TRUCK TARPING SYSTEMS
Advancements are continually being made in the manufacturing industry, particularly when it comes to truck tarping systems. Below is a recent look at some of the systems currently available in the industry. Ask us how Acadian can support you as you adapt and create new tarp systems for the market.
Deroche Canvas focuses on tarps for dump and trash trucks, dumpsters and flatbed trailers. Their woven mesh tarps are light and easy to handle, while still providing the necessary strength and durability for transporting loads.
Harp’s Tarps manufactures automatic tarp systems, with a focus on durability and ease of installation.
Pulltarps offers a variety of systems, including semi-automatic, manual and electric arm systems, front to back tarp system, weather and shade curtain systems and more. Pulltarps caters, in particular, to the open-top hauling industry.
For a more in-depth look at these truck tarping systems.
The name of TarpStop’s rolling tarp system, FasTrack, partly describes it. Like competitors’ products, it has a metal framework that supports a tarpaulin that forms sides and a top over a trailer’s bed. The structure’s attached to a forward bulkhead and to a rear frame. Some have a fold-down curtain at the rear.
The vertical frames are mounted on wheels that roll in tracks, allowing the entire structure to be moved forward or rearward, tarp and all, like an accordion.
Working from the trailer’s deck or alongside on the ground, one person can fold or deploy the system in a couple of minutes. Part of closing it involves stretching the fabric tight with winch-type tensioners built into the sides at the front or back.
The tracks and vertical members are slightly cantilevered outside a trailer’s edges, so loads as wide as the trailer’s bed can be hauled. That the structures protrude to either side is OK under federal width laws because the systems are considered safety devices, says Jeff Boyd, director of sales at Aero Industries, maker of the Conestoga 2 and Conestoga XP systems.
A rolling tarp completely eliminates the handling of individual tarps and reduces the need to climb onto and off of a trailer, making injuries less likely.
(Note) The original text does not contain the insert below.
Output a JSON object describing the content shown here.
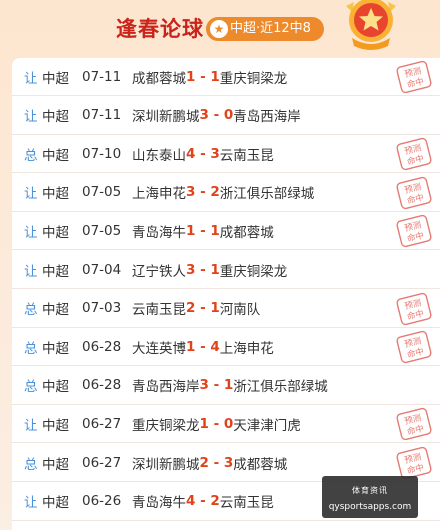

Some fleets are equipping a portion of their trailers with rolling tarps and assigning those to older drivers, says Tim Demonte, business development manager at Quick Draw Tarpaulin Systems.
One drawback is that rolling tarps cannot accommodate over-width loads. Theoretically the system could be rolled all the way forward and tied against the bulkhead’s corners so it’s out of the way. But this would have to be done carefully or the structure could be damaged by wind, so Aero, for one, does not recommend it, Boyd says.
Another downside is weight and cost. A rolling tarp system weighs 1,500 to 2,000 pounds, depending on a trailer’s length and a system’s make and model, and costs $13,000 to $15,000. Even with discounts for volume purchases, those penalties explain why they are on a minority of flatbeds — perhaps 25%, says Westhke at TarpStop.